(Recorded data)
Segment Open

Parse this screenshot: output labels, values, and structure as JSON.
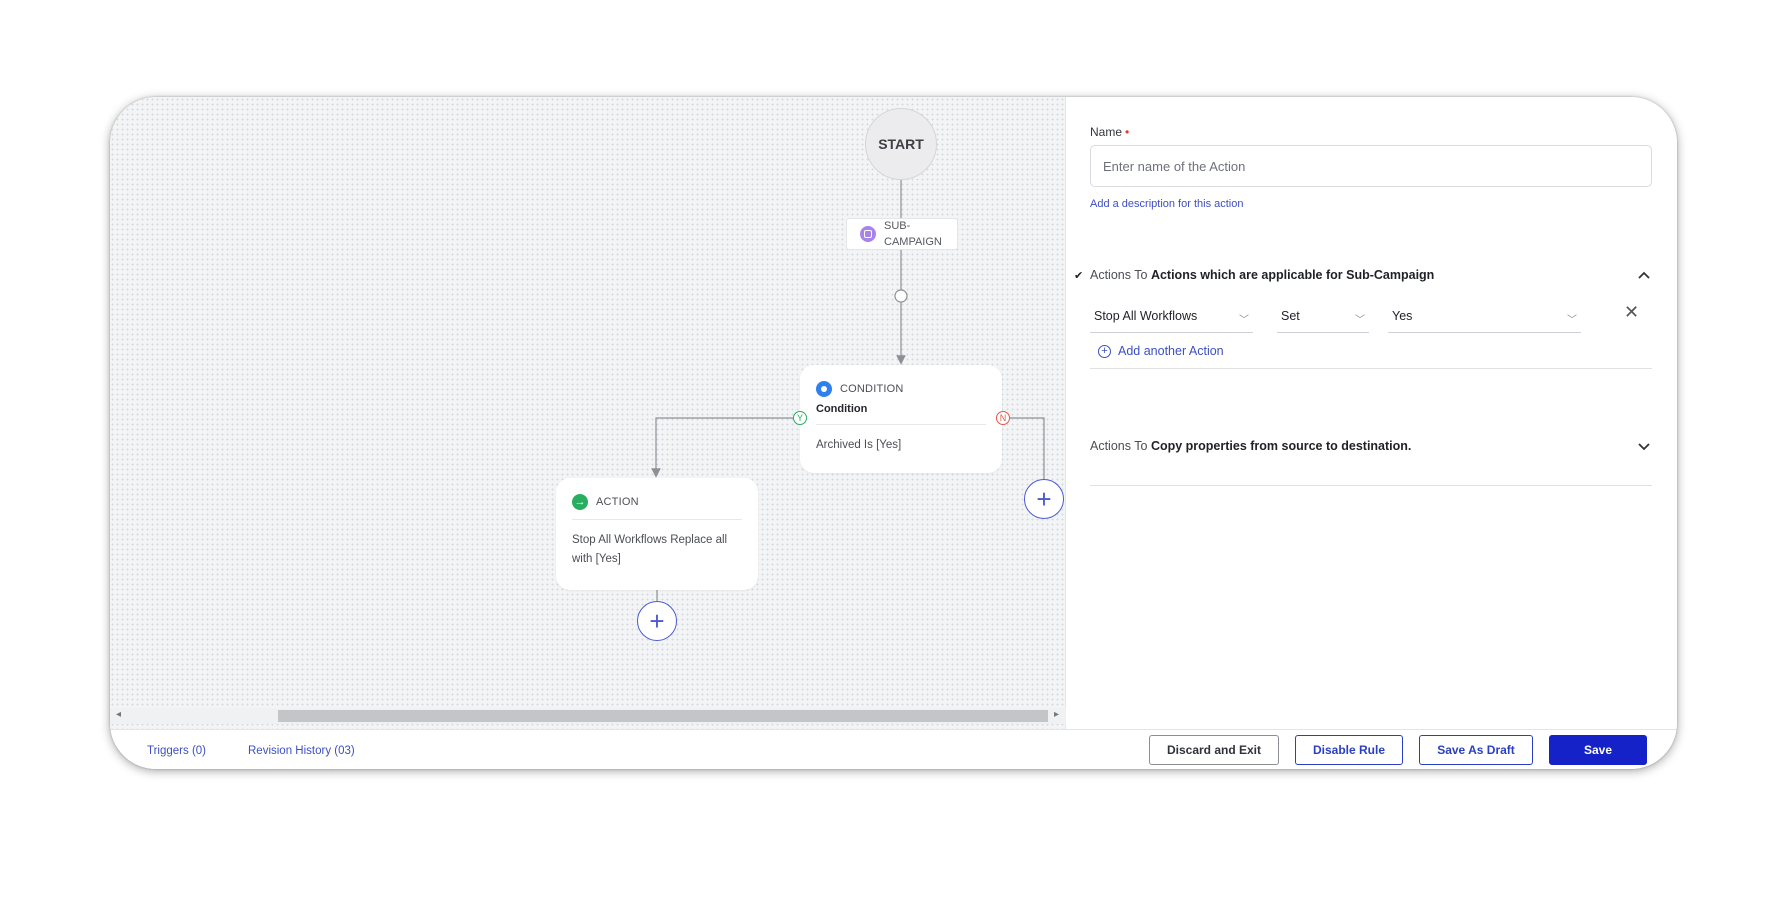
{
  "canvas": {
    "start_label": "START",
    "sub_campaign_label": "SUB-CAMPAIGN",
    "condition_card": {
      "type_label": "CONDITION",
      "title": "Condition",
      "body": "Archived Is [Yes]"
    },
    "action_card": {
      "type_label": "ACTION",
      "body": "Stop All Workflows Replace all with [Yes]"
    },
    "branch_yes": "Y",
    "branch_no": "N",
    "add_icon": "plus-icon"
  },
  "panel": {
    "name_label": "Name",
    "required_mark": "•",
    "name_placeholder": "Enter name of the Action",
    "add_description": "Add a description for this action",
    "section1": {
      "prefix": "Actions To",
      "title": "Actions which are applicable for Sub-Campaign",
      "expanded": true
    },
    "action_row": {
      "field": "Stop All Workflows",
      "operator": "Set",
      "value": "Yes"
    },
    "add_another": "Add another Action",
    "section2": {
      "prefix": "Actions To",
      "title": "Copy properties from source to destination.",
      "expanded": false
    }
  },
  "footer": {
    "triggers": "Triggers (0)",
    "revision_history": "Revision History (03)",
    "discard": "Discard and Exit",
    "disable": "Disable Rule",
    "save_draft": "Save As Draft",
    "save": "Save"
  },
  "colors": {
    "primary": "#1422c8",
    "link": "#3d4fc4",
    "condition_icon": "#2f80ed",
    "action_icon": "#27ae60",
    "sub_campaign_icon": "#a883ea",
    "no_branch": "#e05a4a"
  }
}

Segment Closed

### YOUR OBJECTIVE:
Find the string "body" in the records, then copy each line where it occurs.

### SOLUTION TO THE PROBLEM:
      "body": "Archived Is [Yes]"
      "body": "Stop All Workflows Replace all with [Yes]"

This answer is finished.